The Siberian Zimmerwaldists were a political grouping which emerged in 1915 in Siberia amongst political exiles in Irkutsk. The Siberian Zimmerwaldists got their name from the Zimmerwald Conference, though they existed as a cohesive group prior to that conference, which occurred in September 1915. The exact origins of the name are unclear, though Rex A. Wade suggests it may have been created by Nikolai Sukhanov. They consisted of two principal currents: social democrats—whether Bolshevik, Menshevik, or unaligned—and Internationalist Socialist Revolutionaries grouped around Avram Gots.
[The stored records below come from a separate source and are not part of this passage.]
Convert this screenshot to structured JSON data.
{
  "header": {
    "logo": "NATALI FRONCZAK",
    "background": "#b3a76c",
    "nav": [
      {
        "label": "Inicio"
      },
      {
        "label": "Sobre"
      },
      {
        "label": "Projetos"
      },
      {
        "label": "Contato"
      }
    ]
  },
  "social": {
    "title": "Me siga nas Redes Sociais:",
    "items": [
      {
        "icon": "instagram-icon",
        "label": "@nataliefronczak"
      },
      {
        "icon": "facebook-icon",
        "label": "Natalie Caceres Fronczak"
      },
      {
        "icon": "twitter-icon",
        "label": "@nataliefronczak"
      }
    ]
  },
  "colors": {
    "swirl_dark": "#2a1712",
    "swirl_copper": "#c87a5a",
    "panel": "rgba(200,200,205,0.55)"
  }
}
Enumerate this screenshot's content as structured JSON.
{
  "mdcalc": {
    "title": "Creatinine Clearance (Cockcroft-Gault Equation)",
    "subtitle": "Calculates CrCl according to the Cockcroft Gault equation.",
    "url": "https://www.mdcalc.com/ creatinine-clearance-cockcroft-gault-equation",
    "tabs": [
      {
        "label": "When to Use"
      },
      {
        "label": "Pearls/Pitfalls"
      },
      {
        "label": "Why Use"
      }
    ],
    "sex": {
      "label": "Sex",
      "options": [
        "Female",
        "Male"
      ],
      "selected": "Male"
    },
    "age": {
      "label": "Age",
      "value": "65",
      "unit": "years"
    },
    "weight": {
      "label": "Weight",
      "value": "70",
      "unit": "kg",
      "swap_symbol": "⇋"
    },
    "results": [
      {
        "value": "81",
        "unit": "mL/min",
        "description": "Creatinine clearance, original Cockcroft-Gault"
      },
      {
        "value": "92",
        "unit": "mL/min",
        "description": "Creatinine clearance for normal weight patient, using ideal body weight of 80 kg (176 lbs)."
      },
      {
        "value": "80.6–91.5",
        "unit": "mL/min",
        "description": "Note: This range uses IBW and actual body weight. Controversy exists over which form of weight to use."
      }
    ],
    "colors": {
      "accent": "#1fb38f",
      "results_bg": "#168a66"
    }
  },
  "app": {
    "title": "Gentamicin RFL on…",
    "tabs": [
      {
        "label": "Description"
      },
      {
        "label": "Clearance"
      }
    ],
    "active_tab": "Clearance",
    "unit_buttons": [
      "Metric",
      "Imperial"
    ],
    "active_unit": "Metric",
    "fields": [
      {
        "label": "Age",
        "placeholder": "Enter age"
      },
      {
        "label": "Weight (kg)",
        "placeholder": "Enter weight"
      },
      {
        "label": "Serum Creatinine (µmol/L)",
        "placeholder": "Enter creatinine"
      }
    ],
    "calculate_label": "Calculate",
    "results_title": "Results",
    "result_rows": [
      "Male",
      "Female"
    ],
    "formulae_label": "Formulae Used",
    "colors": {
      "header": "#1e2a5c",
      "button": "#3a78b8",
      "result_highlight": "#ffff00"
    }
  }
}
Irakli Tsereteli, a Georgian Social Democrat exiled in Siberia, took up a leading role within the movement, editing the journal produced by the group and serving as a mentor for several of the members.
At its heart Siberian Zimmerwaldism was based on the ideals of the branch of socialists who were opposed to the war and wanted to restore the Second International, which had fractured upon the outbreak of the war as the various socialist groups differed on policy towards the war: many had abandoned the International in favour of defence of their countries (the so-called "Majority"), while the "Minority" was split between the extreme left (led by Vladimir Lenin), which advocated class warfare, and the more mainstream view that sought to use the International; as such they were known as the "Internationalists", to which the Siberian Zimmerwaldists were related.
- Galil y Garcia, Ziva (Autumn 1982), "The Origins of Revolutionary Defensism: I. G. Tsereteli and the 'Siberian Zimmerwaldists'", Slavic Review, 41 (3): 454–476, doi:10.2307/2497019
- Roobol, W. H. (1976), Tsereteli – A Democrat in the Russian Revolution: A Political Biography, translated by Hyams, Philip; Richards, Lynne, The Hague: Martinus Nijhoff
- Wade, Rex A. (December 1967), "Irakli Tsereteli and Siberian Zimmerwaldism", The Journal of Modern History, 39 (4): 425–431, doi:10.1086/240123